┌──

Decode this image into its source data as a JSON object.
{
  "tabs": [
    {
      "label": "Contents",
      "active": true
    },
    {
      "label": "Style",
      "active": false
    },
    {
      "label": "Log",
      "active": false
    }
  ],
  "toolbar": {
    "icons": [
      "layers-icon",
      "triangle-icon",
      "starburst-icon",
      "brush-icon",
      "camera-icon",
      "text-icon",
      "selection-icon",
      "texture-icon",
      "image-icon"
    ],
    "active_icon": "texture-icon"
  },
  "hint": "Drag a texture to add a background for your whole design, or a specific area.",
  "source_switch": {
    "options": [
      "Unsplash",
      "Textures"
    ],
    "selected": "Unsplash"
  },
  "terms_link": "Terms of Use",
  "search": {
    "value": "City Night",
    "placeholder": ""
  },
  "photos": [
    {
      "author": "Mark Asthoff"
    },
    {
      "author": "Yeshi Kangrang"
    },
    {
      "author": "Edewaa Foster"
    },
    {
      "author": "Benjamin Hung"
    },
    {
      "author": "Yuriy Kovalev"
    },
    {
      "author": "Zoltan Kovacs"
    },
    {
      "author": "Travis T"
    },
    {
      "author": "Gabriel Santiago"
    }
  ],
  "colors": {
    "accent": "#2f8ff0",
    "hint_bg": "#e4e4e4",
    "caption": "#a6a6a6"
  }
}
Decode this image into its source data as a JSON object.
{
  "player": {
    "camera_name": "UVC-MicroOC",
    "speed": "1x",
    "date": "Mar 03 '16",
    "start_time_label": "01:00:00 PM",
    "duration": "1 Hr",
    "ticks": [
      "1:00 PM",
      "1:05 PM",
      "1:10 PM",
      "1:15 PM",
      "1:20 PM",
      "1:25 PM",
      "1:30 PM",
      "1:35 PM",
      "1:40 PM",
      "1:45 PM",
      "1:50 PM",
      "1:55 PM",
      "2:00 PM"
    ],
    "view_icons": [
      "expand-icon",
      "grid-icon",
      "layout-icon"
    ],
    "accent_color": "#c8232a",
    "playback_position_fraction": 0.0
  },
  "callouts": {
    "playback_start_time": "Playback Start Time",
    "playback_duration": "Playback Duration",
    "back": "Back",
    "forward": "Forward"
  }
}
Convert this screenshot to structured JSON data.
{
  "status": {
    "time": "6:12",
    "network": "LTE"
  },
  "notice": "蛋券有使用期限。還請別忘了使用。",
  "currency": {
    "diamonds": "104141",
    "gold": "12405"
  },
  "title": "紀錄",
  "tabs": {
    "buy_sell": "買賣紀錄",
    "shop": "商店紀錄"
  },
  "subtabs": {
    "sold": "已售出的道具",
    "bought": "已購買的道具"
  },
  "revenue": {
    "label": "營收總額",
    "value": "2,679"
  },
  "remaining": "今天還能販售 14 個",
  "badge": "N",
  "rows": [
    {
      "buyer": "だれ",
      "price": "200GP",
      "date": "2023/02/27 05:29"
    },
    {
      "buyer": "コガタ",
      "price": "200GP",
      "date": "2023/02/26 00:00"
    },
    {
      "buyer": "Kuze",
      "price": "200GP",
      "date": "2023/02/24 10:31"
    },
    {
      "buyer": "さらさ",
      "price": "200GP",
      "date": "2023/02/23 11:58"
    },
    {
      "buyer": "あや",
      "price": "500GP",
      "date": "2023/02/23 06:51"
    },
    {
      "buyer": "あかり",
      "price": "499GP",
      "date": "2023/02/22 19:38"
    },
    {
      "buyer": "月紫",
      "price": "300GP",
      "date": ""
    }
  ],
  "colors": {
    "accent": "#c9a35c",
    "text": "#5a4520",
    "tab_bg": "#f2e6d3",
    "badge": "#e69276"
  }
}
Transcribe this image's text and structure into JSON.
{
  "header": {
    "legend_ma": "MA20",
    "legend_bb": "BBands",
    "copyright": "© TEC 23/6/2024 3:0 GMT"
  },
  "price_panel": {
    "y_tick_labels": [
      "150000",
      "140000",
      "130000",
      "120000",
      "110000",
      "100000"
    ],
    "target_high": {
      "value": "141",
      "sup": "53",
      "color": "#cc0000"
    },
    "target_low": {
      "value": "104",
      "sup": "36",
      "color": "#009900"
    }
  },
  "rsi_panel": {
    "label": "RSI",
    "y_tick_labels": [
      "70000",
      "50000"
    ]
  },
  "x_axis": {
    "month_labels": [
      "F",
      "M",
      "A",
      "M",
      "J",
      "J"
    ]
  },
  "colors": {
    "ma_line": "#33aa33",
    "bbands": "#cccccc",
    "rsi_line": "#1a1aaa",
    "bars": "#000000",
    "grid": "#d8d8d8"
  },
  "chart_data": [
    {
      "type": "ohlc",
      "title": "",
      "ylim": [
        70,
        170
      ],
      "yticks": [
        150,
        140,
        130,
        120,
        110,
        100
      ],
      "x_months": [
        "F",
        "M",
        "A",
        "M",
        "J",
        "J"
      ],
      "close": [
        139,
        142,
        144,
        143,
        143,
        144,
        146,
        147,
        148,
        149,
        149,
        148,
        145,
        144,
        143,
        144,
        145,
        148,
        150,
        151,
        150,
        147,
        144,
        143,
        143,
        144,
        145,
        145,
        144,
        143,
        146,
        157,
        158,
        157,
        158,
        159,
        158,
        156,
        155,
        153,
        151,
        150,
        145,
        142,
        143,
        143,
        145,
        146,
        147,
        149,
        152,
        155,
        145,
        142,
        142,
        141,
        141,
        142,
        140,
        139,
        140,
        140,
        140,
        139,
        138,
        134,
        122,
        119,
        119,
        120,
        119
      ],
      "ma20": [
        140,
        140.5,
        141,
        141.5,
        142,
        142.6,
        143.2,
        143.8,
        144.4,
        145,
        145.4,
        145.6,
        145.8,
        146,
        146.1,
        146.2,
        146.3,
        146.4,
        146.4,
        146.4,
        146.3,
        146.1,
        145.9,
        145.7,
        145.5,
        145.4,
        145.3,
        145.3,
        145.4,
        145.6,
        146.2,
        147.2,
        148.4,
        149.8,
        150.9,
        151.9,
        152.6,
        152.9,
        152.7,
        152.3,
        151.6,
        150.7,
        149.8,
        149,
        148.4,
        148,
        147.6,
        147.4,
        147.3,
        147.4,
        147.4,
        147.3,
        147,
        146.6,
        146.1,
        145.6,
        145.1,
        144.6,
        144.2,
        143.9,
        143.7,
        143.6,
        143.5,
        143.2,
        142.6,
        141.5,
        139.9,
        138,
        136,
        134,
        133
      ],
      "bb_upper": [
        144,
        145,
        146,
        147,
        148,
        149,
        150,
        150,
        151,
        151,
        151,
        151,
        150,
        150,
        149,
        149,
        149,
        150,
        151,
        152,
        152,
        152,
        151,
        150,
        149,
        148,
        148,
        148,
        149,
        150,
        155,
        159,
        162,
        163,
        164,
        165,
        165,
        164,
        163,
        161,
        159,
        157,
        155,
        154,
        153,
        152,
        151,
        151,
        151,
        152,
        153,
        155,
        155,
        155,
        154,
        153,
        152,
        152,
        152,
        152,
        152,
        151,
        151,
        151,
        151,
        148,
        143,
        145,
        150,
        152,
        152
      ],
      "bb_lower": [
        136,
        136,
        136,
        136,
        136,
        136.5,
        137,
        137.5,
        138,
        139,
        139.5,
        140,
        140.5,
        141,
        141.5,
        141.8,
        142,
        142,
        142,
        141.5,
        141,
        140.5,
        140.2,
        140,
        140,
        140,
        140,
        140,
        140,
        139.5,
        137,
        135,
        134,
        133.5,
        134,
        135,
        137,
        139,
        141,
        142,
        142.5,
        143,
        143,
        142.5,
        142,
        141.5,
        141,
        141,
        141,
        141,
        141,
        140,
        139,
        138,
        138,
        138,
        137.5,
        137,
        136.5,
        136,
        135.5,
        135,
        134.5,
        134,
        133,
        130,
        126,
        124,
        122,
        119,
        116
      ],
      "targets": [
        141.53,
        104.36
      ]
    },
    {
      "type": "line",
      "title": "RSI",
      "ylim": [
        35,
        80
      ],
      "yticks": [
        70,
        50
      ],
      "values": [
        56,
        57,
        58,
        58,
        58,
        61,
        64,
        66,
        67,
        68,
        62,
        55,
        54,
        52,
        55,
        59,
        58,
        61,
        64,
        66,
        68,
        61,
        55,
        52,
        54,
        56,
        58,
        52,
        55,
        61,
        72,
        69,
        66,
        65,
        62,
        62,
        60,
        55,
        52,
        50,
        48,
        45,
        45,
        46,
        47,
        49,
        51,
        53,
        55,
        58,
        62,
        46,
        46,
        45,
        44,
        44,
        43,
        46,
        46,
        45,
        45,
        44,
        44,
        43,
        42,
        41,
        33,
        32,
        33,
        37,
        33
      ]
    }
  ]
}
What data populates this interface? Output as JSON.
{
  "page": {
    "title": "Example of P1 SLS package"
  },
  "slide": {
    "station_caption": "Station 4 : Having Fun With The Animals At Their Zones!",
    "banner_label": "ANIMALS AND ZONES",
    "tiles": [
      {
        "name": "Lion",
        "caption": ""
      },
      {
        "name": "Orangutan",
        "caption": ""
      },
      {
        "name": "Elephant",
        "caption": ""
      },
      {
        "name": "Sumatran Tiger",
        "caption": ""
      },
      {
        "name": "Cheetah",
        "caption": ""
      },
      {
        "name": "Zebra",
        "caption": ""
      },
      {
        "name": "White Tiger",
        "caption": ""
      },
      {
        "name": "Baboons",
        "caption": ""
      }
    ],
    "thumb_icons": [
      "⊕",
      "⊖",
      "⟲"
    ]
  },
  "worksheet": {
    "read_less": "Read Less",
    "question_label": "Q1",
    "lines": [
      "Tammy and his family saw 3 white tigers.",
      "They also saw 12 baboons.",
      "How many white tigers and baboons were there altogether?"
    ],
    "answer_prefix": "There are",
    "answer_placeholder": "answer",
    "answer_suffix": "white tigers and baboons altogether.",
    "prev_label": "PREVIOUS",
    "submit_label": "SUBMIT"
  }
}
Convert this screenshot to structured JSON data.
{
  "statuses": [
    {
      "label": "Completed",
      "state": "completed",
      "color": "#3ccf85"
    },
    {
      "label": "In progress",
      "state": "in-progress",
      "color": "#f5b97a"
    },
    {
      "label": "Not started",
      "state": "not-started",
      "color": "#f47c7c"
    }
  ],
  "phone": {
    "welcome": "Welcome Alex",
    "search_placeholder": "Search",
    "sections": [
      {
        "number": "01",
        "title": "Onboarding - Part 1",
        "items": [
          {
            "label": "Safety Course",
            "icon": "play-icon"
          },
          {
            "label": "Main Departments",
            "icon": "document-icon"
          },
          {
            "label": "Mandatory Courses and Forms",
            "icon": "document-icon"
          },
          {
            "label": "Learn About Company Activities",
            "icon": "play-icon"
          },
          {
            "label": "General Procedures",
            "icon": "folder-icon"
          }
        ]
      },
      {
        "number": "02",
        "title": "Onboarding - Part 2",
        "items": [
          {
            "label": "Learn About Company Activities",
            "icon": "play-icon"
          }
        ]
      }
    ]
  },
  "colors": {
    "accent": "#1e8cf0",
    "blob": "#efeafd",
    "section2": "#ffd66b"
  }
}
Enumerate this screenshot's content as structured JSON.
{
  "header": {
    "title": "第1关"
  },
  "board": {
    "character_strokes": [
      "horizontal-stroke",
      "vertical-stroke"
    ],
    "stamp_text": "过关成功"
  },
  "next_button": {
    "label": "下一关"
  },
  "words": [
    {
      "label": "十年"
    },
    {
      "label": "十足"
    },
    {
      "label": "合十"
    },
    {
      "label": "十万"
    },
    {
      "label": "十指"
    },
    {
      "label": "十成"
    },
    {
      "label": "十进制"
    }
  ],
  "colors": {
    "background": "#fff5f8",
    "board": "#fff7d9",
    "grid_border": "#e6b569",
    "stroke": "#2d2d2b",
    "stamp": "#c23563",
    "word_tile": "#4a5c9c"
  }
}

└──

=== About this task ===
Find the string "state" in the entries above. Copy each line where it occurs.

=== Response area ===
      "state": "completed",
      "state": "in-progress",
      "state": "not-started",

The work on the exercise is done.